‘Reinsurance is the shifting of part or all of the insurance originally written by one insurer to another insurer” (Brown & Churchill 1999)
Once insurance operations have become formalised and there is adequate training of staff, the immediate need for the micro-insurance provider is to obtain reinsurance cover. Reinsurance enables companies to grow beyond the restrictions of their reserves, it stabilises financial results against unexpected claims, protects against catastrophic losses, facilitates access to new technologies and provides increased risk cover to the policyholder. In the first few years of operations the solvency of the micro-insurer is at its most vulnerable, reinsurance allows claims to be paid quickly and underwriting experience to be achieved, whilst still maintaining premium levels and enhancing the credibility of the scheme (Ripoll 1996, Brown & Churchill 1999, Brown & Churchill 2000).

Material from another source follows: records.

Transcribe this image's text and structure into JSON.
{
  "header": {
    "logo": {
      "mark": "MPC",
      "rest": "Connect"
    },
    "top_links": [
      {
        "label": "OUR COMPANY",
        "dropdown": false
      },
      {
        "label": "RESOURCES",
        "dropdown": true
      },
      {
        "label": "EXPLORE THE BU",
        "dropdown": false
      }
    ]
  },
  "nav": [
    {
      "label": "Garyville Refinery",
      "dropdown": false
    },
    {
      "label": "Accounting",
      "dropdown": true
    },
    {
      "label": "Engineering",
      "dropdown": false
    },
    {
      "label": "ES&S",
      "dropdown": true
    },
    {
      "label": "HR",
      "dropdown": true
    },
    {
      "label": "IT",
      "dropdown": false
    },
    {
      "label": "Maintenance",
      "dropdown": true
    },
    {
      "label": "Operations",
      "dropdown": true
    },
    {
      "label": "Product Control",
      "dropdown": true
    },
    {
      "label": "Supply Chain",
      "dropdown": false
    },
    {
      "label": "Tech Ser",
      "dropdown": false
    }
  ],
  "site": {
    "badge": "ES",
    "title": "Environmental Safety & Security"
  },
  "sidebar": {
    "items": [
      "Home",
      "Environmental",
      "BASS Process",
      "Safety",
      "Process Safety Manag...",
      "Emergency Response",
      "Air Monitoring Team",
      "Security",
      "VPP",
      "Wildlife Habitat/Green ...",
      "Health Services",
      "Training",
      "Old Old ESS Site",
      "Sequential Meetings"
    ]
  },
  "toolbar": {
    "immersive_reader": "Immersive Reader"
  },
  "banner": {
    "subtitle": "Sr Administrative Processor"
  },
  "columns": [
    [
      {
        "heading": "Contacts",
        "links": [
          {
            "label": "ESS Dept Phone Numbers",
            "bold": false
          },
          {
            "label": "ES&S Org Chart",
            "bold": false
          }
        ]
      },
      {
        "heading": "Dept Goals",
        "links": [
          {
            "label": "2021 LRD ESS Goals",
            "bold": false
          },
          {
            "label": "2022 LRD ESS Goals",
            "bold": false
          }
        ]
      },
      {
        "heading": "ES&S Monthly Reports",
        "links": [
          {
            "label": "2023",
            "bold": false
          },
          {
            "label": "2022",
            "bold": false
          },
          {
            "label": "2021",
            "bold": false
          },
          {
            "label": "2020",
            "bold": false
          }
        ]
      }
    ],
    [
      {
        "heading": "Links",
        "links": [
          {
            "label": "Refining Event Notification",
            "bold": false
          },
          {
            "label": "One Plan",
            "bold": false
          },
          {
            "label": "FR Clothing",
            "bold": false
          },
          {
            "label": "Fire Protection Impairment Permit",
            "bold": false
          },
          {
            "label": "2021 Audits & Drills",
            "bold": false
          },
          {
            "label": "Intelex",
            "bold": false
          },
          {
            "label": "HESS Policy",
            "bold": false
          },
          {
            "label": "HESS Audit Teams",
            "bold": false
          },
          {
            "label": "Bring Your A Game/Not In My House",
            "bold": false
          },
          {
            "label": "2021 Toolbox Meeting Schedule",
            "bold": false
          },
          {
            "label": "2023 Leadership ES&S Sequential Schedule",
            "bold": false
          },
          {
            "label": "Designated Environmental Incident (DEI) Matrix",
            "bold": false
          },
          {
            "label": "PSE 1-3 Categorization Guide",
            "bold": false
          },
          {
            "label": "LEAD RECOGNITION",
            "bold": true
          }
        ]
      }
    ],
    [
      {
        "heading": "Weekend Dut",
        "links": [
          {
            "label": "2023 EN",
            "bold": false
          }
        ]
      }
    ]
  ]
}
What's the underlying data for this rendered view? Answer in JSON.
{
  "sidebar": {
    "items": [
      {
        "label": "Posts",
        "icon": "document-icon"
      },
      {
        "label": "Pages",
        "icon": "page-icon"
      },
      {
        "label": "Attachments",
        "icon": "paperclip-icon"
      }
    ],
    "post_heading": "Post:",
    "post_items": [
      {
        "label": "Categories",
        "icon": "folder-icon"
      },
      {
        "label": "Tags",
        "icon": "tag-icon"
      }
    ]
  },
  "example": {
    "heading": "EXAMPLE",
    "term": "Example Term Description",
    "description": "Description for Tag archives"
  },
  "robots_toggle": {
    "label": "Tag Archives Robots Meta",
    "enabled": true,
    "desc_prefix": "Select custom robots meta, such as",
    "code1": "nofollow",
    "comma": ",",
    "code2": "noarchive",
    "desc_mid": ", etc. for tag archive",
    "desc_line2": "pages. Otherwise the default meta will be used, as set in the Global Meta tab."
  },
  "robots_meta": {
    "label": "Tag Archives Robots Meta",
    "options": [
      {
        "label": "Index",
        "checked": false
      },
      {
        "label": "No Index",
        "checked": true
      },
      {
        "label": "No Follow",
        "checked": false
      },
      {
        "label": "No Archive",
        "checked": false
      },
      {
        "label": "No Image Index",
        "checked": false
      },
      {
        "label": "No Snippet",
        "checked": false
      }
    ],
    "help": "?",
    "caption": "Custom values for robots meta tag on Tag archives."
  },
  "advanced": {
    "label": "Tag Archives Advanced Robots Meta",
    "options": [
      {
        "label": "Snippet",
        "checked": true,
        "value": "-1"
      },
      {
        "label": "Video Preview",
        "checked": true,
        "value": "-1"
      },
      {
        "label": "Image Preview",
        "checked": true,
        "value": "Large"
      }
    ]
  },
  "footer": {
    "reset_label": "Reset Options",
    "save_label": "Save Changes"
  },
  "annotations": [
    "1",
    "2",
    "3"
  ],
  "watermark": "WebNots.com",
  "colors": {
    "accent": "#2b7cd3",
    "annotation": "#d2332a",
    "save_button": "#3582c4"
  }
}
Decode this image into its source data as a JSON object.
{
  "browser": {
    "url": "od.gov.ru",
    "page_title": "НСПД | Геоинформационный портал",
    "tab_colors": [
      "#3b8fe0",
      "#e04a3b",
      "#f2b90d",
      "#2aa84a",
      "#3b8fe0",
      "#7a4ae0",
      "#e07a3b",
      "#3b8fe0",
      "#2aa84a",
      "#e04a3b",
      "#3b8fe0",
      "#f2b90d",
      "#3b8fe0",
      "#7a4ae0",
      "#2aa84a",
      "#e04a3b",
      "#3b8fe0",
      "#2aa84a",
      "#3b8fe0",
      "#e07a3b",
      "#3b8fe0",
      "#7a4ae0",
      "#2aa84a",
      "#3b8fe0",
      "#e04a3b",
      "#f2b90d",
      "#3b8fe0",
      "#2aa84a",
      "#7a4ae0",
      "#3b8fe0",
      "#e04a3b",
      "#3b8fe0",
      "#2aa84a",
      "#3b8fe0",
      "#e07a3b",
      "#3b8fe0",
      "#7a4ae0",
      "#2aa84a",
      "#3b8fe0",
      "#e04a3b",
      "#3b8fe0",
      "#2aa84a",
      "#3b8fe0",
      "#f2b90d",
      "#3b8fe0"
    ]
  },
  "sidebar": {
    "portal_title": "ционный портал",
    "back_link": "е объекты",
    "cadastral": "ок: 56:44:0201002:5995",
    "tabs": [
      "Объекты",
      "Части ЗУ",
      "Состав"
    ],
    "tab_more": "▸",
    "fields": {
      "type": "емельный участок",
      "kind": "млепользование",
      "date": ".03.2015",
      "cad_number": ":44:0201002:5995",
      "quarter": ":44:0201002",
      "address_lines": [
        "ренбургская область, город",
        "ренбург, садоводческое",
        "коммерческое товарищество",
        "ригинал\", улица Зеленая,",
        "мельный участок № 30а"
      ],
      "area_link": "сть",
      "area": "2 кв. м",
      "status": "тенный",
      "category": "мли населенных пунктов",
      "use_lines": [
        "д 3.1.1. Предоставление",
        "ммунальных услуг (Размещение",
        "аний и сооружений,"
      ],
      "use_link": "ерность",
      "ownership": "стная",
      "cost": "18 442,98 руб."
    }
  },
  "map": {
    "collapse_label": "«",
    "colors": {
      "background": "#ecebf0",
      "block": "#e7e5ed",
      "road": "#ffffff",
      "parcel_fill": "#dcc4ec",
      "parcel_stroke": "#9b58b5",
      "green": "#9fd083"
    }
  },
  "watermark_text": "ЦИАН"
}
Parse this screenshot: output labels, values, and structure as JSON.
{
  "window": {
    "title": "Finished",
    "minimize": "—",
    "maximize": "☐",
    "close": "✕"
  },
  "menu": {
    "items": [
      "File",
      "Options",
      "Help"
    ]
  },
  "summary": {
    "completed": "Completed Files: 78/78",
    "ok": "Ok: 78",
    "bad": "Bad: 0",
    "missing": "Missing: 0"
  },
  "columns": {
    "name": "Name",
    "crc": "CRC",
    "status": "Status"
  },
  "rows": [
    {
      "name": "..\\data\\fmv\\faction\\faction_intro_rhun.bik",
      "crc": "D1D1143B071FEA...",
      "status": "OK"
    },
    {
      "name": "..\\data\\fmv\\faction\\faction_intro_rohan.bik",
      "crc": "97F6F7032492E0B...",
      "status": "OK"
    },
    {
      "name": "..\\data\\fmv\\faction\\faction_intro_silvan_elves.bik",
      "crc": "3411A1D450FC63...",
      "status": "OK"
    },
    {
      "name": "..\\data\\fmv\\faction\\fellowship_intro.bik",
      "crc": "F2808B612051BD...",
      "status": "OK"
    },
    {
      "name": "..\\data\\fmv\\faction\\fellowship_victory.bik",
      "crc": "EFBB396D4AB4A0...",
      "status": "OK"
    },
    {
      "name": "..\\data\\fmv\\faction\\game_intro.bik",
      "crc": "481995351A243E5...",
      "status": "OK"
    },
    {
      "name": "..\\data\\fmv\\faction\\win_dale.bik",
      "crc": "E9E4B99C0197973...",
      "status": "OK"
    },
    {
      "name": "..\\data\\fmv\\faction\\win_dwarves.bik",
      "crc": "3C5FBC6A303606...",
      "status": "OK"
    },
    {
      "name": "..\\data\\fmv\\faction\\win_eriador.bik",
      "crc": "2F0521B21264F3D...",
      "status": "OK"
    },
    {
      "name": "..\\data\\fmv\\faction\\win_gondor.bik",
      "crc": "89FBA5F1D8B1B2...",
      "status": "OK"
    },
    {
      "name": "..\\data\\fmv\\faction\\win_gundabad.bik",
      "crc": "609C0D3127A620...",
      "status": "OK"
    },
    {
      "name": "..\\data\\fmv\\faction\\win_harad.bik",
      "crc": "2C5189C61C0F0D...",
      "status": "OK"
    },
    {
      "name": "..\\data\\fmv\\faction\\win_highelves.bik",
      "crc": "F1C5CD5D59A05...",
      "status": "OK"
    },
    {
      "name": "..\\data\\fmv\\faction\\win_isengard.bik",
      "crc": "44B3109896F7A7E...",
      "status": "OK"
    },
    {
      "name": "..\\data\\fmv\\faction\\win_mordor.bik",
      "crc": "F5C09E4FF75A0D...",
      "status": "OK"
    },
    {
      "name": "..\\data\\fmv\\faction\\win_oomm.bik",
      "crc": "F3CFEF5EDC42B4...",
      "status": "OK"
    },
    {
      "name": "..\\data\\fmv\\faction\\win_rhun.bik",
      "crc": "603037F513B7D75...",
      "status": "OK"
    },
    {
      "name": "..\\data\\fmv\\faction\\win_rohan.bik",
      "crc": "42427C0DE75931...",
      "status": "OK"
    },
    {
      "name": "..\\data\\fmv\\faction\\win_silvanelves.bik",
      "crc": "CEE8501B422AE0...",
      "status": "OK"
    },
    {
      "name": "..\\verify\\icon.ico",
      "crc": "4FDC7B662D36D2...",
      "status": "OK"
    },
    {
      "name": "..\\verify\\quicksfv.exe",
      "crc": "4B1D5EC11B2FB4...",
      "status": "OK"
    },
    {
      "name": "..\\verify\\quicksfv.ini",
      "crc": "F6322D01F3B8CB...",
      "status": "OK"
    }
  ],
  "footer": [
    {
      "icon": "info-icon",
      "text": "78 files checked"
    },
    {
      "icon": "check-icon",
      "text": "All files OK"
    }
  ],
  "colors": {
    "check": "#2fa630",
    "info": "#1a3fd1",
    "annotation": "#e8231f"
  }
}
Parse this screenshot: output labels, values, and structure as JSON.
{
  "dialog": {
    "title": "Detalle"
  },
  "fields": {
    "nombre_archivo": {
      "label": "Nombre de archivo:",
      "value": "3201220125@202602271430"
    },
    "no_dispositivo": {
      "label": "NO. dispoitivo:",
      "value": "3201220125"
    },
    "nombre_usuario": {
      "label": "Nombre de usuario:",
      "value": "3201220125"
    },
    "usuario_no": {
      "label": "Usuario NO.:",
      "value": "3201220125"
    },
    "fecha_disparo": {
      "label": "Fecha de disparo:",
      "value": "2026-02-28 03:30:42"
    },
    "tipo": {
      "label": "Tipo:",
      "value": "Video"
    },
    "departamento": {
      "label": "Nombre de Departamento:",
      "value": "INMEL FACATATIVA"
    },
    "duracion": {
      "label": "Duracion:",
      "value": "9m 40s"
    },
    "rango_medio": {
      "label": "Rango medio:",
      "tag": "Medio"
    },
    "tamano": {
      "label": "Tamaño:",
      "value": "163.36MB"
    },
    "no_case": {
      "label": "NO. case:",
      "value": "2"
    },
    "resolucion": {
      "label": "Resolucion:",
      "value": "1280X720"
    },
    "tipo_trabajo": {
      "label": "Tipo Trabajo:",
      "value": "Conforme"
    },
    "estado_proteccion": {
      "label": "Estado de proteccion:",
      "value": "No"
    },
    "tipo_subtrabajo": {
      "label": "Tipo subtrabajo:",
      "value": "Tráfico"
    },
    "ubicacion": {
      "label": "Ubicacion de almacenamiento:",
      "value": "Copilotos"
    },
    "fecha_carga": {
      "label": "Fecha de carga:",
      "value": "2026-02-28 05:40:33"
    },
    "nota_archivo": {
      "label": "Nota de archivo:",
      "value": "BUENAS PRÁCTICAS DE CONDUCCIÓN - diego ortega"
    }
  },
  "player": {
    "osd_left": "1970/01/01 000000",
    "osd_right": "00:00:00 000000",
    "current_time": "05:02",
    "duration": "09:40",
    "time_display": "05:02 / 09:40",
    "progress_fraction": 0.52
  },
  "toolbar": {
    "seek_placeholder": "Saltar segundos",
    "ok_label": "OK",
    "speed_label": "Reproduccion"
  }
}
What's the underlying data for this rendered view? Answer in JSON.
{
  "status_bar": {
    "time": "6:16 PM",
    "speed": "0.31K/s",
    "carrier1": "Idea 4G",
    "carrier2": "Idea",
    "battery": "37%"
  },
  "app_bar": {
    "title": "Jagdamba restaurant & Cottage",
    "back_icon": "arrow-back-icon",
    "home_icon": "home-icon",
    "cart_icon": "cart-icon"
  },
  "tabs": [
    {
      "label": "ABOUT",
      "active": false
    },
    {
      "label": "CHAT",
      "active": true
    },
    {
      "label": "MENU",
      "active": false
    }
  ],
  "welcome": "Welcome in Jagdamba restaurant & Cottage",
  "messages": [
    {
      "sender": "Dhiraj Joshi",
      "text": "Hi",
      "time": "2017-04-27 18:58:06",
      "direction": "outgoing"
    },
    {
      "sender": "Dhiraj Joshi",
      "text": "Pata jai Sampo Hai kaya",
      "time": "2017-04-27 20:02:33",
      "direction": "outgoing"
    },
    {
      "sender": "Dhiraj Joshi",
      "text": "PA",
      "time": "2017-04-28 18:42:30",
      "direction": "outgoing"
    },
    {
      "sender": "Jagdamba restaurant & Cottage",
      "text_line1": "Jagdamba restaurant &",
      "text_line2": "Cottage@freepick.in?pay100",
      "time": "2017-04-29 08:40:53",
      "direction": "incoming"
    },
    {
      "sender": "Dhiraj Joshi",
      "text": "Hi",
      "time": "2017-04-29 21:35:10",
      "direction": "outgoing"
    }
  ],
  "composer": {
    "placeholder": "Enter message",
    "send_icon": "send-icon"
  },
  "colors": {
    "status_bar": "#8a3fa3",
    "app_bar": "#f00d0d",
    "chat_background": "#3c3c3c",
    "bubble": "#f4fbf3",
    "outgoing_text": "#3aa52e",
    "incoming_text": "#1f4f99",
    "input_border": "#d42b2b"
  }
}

Many developing countries require reinsurance to be placed with local reinsurers due to political considerations and foreign exchange policies, however, domestic players are able to provide minimal retention capacity (Outreville 1996, Matringe 1997, IDB 1977). The absence of futures markets and reinsurance companies would normally leave the state responsible to bear the risk (Matringe 1997). Unfortunately in developing countries the government does not have the capacity to compensate for a natural disaster. Consequently, they have to rely on external aid and post disaster funding to cope with the consequences of these events, but these sources are also becoming limited in supply against growing demand (Pollner 2001). There is a need to transfer this risk onto the international insurance and reinsurance markets. International reinsurers are more diversified than local reinsurers, but here too the frequency of global catastrophes mean that available reinsurance is also short in supply and quite expensive (Pollner 2001, Outreville 1996). Consequently, many newly established (formalised) micro-insurers are finding it very difficult to obtain adequate and affordable cover locally and internationally (Matringe 1997). Even when a